* _What is being asked_
For the word "icon", search the records and show each line in which it occurs.
*** Input records ***
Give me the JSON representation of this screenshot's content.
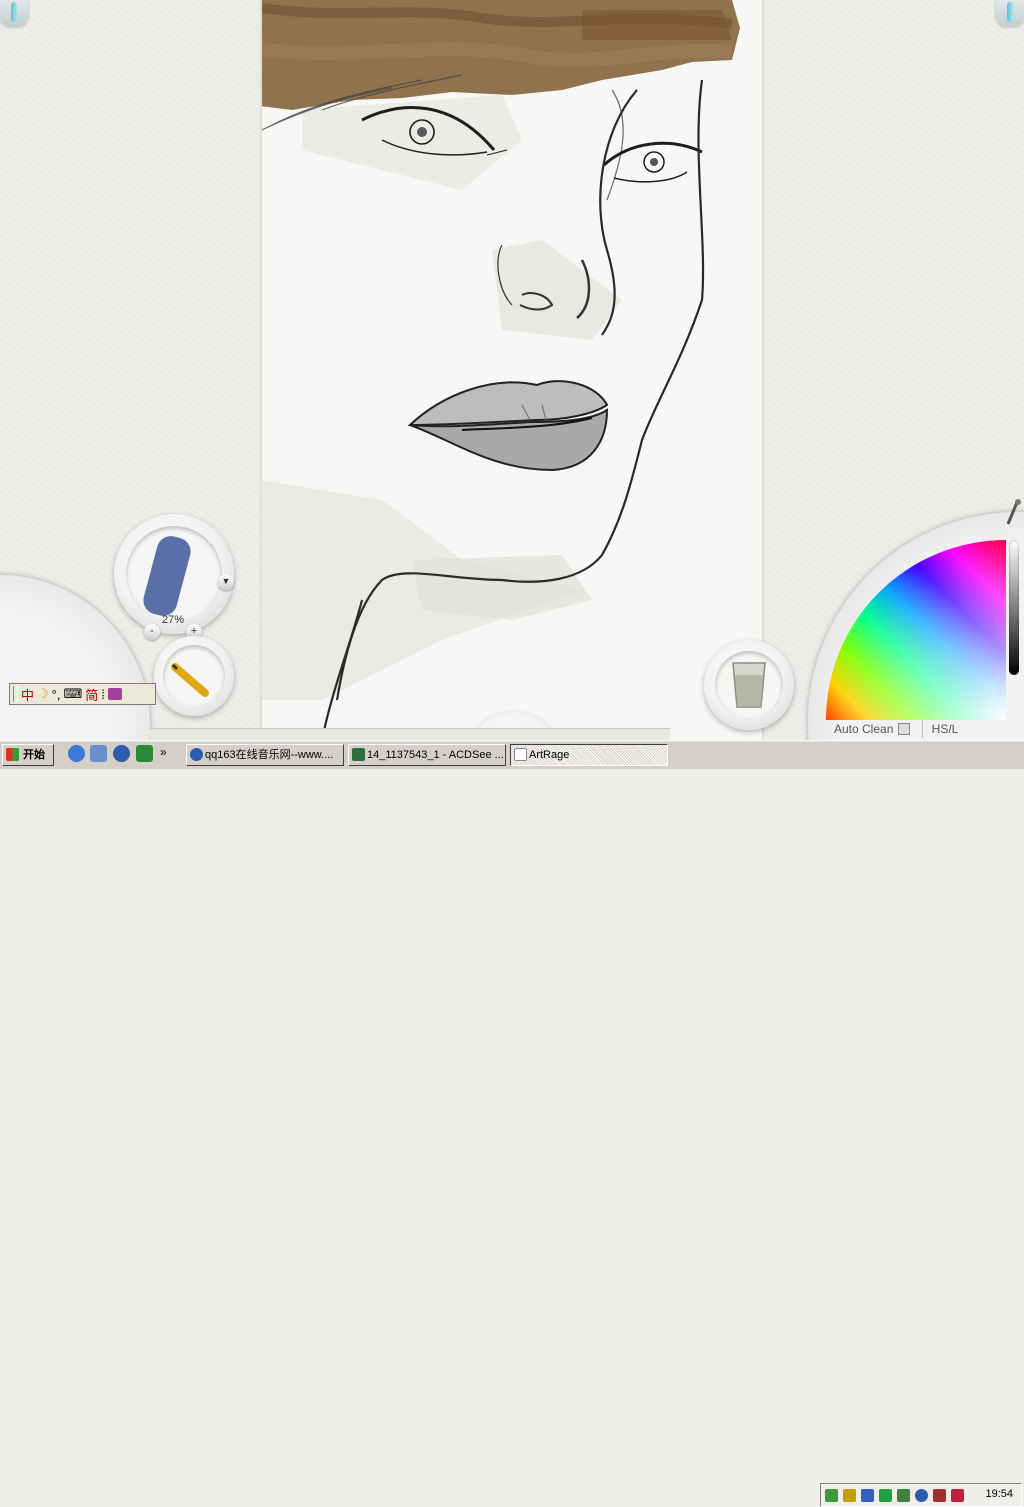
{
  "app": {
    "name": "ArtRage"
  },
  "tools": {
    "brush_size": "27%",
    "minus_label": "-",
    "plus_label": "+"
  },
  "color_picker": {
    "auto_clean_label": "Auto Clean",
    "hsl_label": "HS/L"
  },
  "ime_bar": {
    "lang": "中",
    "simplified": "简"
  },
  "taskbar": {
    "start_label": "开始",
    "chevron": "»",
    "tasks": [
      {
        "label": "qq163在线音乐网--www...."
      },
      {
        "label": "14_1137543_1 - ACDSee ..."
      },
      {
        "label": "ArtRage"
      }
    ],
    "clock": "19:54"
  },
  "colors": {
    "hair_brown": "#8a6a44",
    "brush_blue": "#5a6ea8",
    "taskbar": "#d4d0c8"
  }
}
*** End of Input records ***
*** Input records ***
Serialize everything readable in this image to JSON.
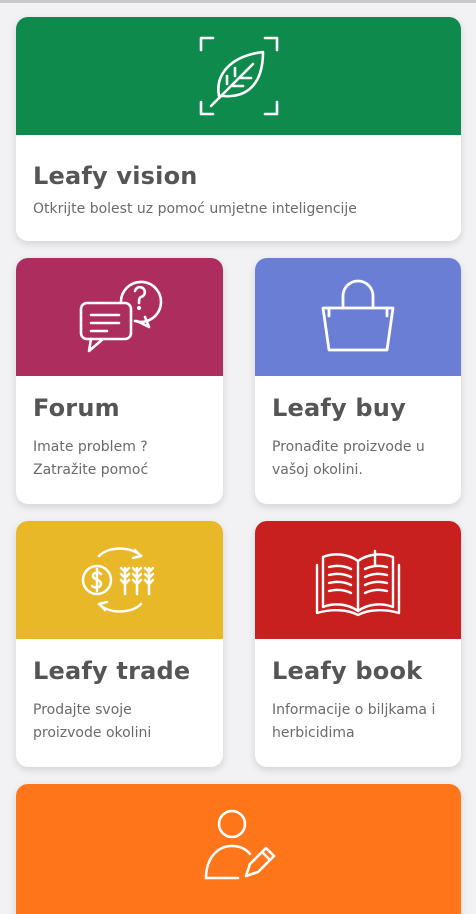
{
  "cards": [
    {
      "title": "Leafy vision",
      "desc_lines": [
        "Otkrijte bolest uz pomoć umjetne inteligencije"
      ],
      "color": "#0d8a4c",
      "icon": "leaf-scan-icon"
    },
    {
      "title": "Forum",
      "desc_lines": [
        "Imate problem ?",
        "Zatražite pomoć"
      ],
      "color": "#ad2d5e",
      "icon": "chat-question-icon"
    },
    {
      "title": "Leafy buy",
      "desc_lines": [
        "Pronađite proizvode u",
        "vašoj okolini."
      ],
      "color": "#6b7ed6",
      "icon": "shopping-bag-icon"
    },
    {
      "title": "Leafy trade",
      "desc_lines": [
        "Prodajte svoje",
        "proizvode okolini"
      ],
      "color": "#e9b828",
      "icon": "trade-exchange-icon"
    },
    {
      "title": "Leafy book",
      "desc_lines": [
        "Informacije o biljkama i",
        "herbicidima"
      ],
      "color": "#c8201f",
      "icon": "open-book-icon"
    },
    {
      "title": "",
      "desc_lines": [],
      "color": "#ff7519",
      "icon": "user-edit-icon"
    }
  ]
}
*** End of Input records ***
* _Reply_
      "icon": "leaf-scan-icon"
      "icon": "chat-question-icon"
      "icon": "shopping-bag-icon"
      "icon": "trade-exchange-icon"
      "icon": "open-book-icon"
      "icon": "user-edit-icon"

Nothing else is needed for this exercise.